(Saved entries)
========
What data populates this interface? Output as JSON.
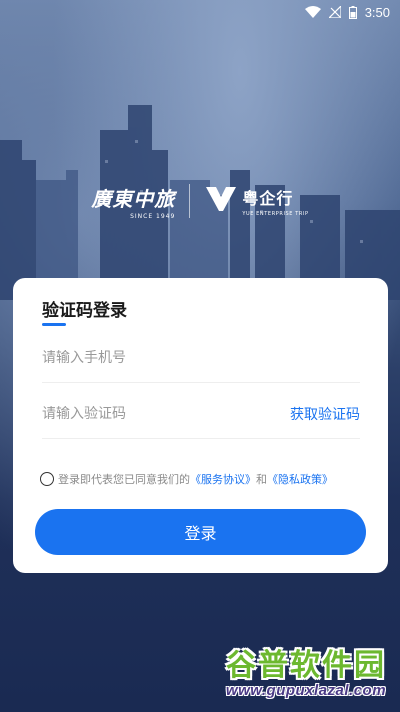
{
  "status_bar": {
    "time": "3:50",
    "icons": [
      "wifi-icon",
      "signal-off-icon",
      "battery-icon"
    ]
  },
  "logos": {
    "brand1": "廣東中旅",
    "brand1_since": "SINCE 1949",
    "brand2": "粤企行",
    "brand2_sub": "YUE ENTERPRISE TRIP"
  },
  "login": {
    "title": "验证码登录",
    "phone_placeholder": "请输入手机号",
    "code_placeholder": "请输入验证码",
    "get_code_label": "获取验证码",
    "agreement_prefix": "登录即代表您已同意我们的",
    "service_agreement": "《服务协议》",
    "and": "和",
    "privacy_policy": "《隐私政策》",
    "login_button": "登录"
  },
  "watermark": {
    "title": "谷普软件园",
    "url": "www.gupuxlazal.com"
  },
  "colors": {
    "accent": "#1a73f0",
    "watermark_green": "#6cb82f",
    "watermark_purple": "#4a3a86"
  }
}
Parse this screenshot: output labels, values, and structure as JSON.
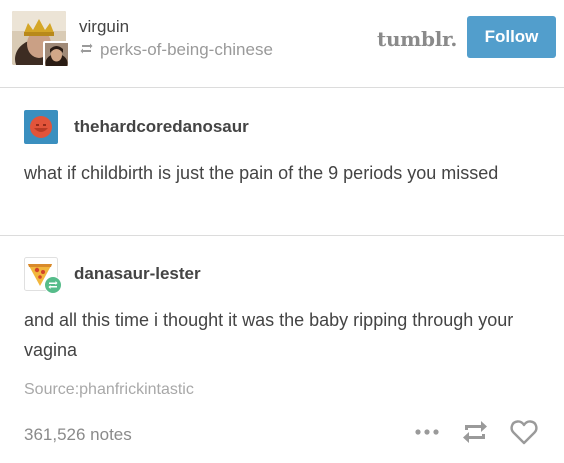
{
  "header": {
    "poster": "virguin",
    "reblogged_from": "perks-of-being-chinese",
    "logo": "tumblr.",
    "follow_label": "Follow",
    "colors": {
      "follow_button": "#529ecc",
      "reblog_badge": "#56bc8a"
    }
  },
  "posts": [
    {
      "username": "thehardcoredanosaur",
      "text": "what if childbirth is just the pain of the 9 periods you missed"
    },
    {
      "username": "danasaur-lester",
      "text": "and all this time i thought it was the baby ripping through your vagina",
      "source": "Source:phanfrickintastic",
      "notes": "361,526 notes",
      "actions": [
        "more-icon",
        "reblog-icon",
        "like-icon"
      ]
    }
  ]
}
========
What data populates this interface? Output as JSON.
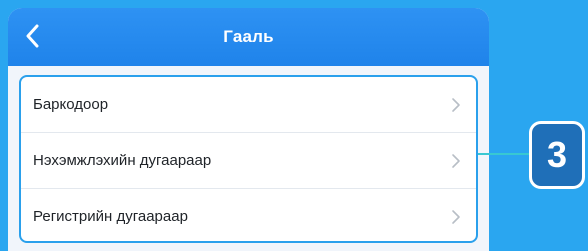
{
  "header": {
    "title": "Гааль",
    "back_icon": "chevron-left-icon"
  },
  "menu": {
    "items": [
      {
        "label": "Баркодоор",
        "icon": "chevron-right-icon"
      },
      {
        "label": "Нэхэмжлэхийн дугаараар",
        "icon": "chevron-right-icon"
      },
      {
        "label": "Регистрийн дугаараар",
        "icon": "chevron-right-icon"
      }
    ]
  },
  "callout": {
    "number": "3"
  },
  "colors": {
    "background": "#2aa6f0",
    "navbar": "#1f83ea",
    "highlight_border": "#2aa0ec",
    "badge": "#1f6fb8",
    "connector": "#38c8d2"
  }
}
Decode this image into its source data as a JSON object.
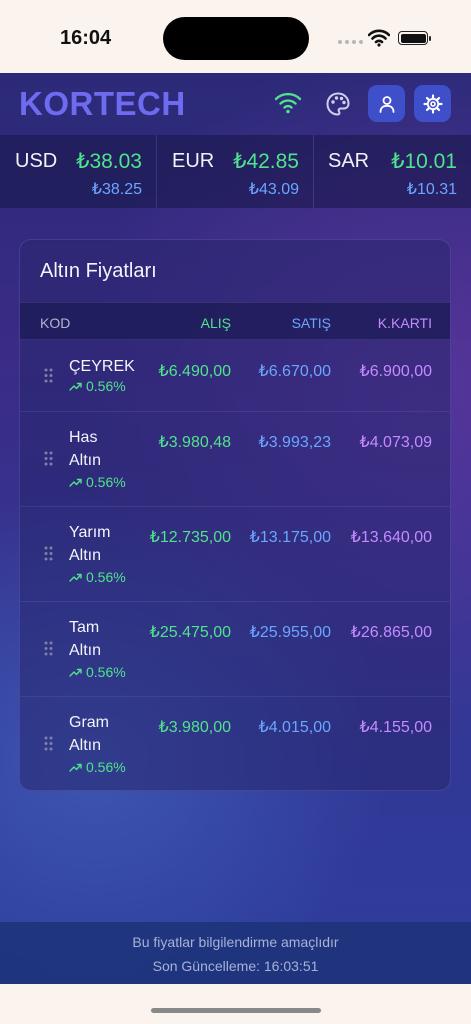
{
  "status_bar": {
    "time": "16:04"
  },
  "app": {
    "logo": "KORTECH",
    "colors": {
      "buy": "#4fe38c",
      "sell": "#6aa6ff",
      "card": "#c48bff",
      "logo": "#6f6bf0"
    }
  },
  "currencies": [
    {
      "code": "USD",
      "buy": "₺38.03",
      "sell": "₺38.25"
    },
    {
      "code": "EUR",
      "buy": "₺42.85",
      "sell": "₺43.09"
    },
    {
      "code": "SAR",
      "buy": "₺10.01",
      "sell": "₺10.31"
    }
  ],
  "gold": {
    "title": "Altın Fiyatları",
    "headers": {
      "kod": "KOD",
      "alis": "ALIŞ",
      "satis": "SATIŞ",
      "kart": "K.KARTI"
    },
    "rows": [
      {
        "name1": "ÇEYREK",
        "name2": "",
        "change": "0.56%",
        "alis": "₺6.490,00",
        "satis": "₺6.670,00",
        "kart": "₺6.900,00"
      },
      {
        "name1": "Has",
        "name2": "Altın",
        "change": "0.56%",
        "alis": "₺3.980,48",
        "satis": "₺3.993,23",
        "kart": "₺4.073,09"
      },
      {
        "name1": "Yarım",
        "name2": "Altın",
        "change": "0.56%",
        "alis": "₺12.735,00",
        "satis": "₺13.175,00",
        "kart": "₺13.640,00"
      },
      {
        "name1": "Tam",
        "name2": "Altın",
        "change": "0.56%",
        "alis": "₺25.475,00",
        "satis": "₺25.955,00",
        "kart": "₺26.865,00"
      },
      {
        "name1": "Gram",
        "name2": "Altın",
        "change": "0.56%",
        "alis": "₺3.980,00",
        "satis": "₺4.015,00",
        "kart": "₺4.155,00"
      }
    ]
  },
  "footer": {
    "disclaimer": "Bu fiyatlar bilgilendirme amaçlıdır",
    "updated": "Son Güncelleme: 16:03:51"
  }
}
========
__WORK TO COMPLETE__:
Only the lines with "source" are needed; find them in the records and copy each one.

__SOLVED EXERCISE__:
      "source": "Source:phanfrickintastic",
Decode this image into its source data as a JSON object.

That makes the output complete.